◆ What the task asks: Each line of the listing must be set down exactly as it stands.

◆ Data shown:

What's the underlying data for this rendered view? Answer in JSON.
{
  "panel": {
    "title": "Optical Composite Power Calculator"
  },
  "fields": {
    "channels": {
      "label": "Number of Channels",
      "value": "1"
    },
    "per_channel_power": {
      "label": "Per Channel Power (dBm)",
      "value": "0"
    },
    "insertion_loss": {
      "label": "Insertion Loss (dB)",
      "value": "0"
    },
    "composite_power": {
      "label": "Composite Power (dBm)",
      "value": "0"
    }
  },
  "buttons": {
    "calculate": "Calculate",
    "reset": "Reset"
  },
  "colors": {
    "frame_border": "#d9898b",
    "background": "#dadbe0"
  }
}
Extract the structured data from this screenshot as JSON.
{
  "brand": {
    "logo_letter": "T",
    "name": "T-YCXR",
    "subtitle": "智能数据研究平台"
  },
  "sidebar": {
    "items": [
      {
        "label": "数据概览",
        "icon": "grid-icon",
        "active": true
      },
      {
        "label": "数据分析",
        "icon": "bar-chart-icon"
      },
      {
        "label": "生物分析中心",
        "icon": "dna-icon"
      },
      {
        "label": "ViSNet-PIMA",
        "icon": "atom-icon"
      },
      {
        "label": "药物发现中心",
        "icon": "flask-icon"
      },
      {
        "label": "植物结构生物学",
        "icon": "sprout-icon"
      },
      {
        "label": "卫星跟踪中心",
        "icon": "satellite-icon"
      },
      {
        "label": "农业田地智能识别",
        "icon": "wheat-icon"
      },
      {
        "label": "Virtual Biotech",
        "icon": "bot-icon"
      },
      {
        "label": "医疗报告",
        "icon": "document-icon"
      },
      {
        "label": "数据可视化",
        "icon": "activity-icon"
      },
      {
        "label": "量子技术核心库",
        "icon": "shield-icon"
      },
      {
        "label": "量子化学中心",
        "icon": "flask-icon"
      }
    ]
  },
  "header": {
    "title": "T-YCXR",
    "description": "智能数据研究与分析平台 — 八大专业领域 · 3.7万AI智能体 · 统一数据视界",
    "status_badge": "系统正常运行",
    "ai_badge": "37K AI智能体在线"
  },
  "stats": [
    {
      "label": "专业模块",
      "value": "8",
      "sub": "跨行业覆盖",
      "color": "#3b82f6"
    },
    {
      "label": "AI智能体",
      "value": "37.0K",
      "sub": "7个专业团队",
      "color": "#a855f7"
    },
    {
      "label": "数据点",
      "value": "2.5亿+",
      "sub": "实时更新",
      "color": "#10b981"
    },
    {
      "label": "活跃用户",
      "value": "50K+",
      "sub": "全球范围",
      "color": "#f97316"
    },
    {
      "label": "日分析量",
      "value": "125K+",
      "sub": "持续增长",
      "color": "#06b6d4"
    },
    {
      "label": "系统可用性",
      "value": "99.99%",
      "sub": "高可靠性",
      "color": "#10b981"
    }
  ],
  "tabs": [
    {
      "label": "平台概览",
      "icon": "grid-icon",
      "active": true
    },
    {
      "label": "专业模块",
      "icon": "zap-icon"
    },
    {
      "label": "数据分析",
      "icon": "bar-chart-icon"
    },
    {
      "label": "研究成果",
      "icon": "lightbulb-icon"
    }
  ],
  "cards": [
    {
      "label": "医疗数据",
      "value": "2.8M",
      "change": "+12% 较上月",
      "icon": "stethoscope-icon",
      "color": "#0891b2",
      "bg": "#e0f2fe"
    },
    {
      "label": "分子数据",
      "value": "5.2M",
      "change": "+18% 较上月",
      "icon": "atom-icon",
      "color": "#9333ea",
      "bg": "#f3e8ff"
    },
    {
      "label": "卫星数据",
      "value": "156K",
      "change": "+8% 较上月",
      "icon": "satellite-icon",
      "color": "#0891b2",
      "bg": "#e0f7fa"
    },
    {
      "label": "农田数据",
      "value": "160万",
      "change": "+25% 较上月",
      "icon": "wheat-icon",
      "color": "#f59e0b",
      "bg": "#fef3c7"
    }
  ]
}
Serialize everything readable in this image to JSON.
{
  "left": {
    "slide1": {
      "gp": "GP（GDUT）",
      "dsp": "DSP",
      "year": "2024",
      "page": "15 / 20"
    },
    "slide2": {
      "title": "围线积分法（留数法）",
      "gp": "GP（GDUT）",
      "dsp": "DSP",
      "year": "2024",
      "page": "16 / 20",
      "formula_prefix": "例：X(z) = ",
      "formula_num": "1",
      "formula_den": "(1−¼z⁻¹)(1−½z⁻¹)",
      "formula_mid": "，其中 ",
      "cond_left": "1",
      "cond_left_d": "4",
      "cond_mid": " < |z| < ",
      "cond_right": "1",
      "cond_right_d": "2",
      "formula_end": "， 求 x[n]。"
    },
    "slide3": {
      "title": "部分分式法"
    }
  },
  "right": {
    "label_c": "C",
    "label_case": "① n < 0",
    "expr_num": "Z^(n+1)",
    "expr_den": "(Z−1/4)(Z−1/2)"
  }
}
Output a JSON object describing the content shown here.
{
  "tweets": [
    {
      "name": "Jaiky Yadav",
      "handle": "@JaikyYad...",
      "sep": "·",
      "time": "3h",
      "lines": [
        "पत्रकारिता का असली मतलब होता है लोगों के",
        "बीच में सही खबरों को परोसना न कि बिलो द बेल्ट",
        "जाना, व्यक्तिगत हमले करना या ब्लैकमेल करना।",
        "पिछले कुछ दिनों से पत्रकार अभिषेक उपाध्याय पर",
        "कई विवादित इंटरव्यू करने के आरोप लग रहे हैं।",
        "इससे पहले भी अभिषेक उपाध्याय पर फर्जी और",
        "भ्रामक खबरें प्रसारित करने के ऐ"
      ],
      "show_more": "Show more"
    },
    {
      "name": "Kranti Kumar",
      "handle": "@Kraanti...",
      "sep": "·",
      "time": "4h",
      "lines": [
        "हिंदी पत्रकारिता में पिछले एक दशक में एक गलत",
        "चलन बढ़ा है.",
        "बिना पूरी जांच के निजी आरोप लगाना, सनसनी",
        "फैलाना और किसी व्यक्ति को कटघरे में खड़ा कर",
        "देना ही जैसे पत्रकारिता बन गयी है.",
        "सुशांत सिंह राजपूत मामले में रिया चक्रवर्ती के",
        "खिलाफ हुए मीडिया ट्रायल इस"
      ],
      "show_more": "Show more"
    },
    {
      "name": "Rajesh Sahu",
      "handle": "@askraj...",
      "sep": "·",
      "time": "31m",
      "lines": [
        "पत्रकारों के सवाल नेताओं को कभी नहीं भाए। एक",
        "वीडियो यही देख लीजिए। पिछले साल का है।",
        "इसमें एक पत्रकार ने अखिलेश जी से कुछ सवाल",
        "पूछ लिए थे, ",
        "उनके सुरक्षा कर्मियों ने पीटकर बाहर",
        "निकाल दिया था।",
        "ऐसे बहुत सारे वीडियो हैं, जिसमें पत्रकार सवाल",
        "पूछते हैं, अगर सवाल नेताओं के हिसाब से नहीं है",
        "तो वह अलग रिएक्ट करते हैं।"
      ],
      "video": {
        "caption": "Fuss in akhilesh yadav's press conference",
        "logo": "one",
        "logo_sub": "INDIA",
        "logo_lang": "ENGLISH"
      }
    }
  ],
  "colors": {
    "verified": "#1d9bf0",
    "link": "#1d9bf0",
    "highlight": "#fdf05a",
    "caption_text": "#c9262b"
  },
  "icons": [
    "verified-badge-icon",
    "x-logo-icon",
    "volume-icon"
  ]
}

◆ Reply to the exercise:
What's the underlying data for this rendered view? Answer in JSON.
{
  "panel": {
    "title": "Optical Composite Power Calculator"
  },
  "fields": {
    "channels": {
      "label": "Number of Channels",
      "value": "1"
    },
    "per_channel_power": {
      "label": "Per Channel Power (dBm)",
      "value": "0"
    },
    "insertion_loss": {
      "label": "Insertion Loss (dB)",
      "value": "0"
    },
    "composite_power": {
      "label": "Composite Power (dBm)",
      "value": "0"
    }
  },
  "buttons": {
    "calculate": "Calculate",
    "reset": "Reset"
  },
  "colors": {
    "frame_border": "#d9898b",
    "background": "#dadbe0"
  }
}
Extract the structured data from this screenshot as JSON.
{
  "brand": {
    "logo_letter": "T",
    "name": "T-YCXR",
    "subtitle": "智能数据研究平台"
  },
  "sidebar": {
    "items": [
      {
        "label": "数据概览",
        "icon": "grid-icon",
        "active": true
      },
      {
        "label": "数据分析",
        "icon": "bar-chart-icon"
      },
      {
        "label": "生物分析中心",
        "icon": "dna-icon"
      },
      {
        "label": "ViSNet-PIMA",
        "icon": "atom-icon"
      },
      {
        "label": "药物发现中心",
        "icon": "flask-icon"
      },
      {
        "label": "植物结构生物学",
        "icon": "sprout-icon"
      },
      {
        "label": "卫星跟踪中心",
        "icon": "satellite-icon"
      },
      {
        "label": "农业田地智能识别",
        "icon": "wheat-icon"
      },
      {
        "label": "Virtual Biotech",
        "icon": "bot-icon"
      },
      {
        "label": "医疗报告",
        "icon": "document-icon"
      },
      {
        "label": "数据可视化",
        "icon": "activity-icon"
      },
      {
        "label": "量子技术核心库",
        "icon": "shield-icon"
      },
      {
        "label": "量子化学中心",
        "icon": "flask-icon"
      }
    ]
  },
  "header": {
    "title": "T-YCXR",
    "description": "智能数据研究与分析平台 — 八大专业领域 · 3.7万AI智能体 · 统一数据视界",
    "status_badge": "系统正常运行",
    "ai_badge": "37K AI智能体在线"
  },
  "stats": [
    {
      "label": "专业模块",
      "value": "8",
      "sub": "跨行业覆盖",
      "color": "#3b82f6"
    },
    {
      "label": "AI智能体",
      "value": "37.0K",
      "sub": "7个专业团队",
      "color": "#a855f7"
    },
    {
      "label": "数据点",
      "value": "2.5亿+",
      "sub": "实时更新",
      "color": "#10b981"
    },
    {
      "label": "活跃用户",
      "value": "50K+",
      "sub": "全球范围",
      "color": "#f97316"
    },
    {
      "label": "日分析量",
      "value": "125K+",
      "sub": "持续增长",
      "color": "#06b6d4"
    },
    {
      "label": "系统可用性",
      "value": "99.99%",
      "sub": "高可靠性",
      "color": "#10b981"
    }
  ],
  "tabs": [
    {
      "label": "平台概览",
      "icon": "grid-icon",
      "active": true
    },
    {
      "label": "专业模块",
      "icon": "zap-icon"
    },
    {
      "label": "数据分析",
      "icon": "bar-chart-icon"
    },
    {
      "label": "研究成果",
      "icon": "lightbulb-icon"
    }
  ],
  "cards": [
    {
      "label": "医疗数据",
      "value": "2.8M",
      "change": "+12% 较上月",
      "icon": "stethoscope-icon",
      "color": "#0891b2",
      "bg": "#e0f2fe"
    },
    {
      "label": "分子数据",
      "value": "5.2M",
      "change": "+18% 较上月",
      "icon": "atom-icon",
      "color": "#9333ea",
      "bg": "#f3e8ff"
    },
    {
      "label": "卫星数据",
      "value": "156K",
      "change": "+8% 较上月",
      "icon": "satellite-icon",
      "color": "#0891b2",
      "bg": "#e0f7fa"
    },
    {
      "label": "农田数据",
      "value": "160万",
      "change": "+25% 较上月",
      "icon": "wheat-icon",
      "color": "#f59e0b",
      "bg": "#fef3c7"
    }
  ]
}
Serialize everything readable in this image to JSON.
{
  "left": {
    "slide1": {
      "gp": "GP（GDUT）",
      "dsp": "DSP",
      "year": "2024",
      "page": "15 / 20"
    },
    "slide2": {
      "title": "围线积分法（留数法）",
      "gp": "GP（GDUT）",
      "dsp": "DSP",
      "year": "2024",
      "page": "16 / 20",
      "formula_prefix": "例：X(z) = ",
      "formula_num": "1",
      "formula_den": "(1−¼z⁻¹)(1−½z⁻¹)",
      "formula_mid": "，其中 ",
      "cond_left": "1",
      "cond_left_d": "4",
      "cond_mid": " < |z| < ",
      "cond_right": "1",
      "cond_right_d": "2",
      "formula_end": "， 求 x[n]。"
    },
    "slide3": {
      "title": "部分分式法"
    }
  },
  "right": {
    "label_c": "C",
    "label_case": "① n < 0",
    "expr_num": "Z^(n+1)",
    "expr_den": "(Z−1/4)(Z−1/2)"
  }
}
Output a JSON object describing the content shown here.
{
  "tweets": [
    {
      "name": "Jaiky Yadav",
      "handle": "@JaikyYad...",
      "sep": "·",
      "time": "3h",
      "lines": [
        "पत्रकारिता का असली मतलब होता है लोगों के",
        "बीच में सही खबरों को परोसना न कि बिलो द बेल्ट",
        "जाना, व्यक्तिगत हमले करना या ब्लैकमेल करना।",
        "पिछले कुछ दिनों से पत्रकार अभिषेक उपाध्याय पर",
        "कई विवादित इंटरव्यू करने के आरोप लग रहे हैं।",
        "इससे पहले भी अभिषेक उपाध्याय पर फर्जी और",
        "भ्रामक खबरें प्रसारित करने के ऐ"
      ],
      "show_more": "Show more"
    },
    {
      "name": "Kranti Kumar",
      "handle": "@Kraanti...",
      "sep": "·",
      "time": "4h",
      "lines": [
        "हिंदी पत्रकारिता में पिछले एक दशक में एक गलत",
        "चलन बढ़ा है.",
        "बिना पूरी जांच के निजी आरोप लगाना, सनसनी",
        "फैलाना और किसी व्यक्ति को कटघरे में खड़ा कर",
        "देना ही जैसे पत्रकारिता बन गयी है.",
        "सुशांत सिंह राजपूत मामले में रिया चक्रवर्ती के",
        "खिलाफ हुए मीडिया ट्रायल इस"
      ],
      "show_more": "Show more"
    },
    {
      "name": "Rajesh Sahu",
      "handle": "@askraj...",
      "sep": "·",
      "time": "31m",
      "lines": [
        "पत्रकारों के सवाल नेताओं को कभी नहीं भाए। एक",
        "वीडियो यही देख लीजिए। पिछले साल का है।",
        "इसमें एक पत्रकार ने अखिलेश जी से कुछ सवाल",
        "पूछ लिए थे, ",
        "उनके सुरक्षा कर्मियों ने पीटकर बाहर",
        "निकाल दिया था।",
        "ऐसे बहुत सारे वीडियो हैं, जिसमें पत्रकार सवाल",
        "पूछते हैं, अगर सवाल नेताओं के हिसाब से नहीं है",
        "तो वह अलग रिएक्ट करते हैं।"
      ],
      "video": {
        "caption": "Fuss in akhilesh yadav's press conference",
        "logo": "one",
        "logo_sub": "INDIA",
        "logo_lang": "ENGLISH"
      }
    }
  ],
  "colors": {
    "verified": "#1d9bf0",
    "link": "#1d9bf0",
    "highlight": "#fdf05a",
    "caption_text": "#c9262b"
  },
  "icons": [
    "verified-badge-icon",
    "x-logo-icon",
    "volume-icon"
  ]
}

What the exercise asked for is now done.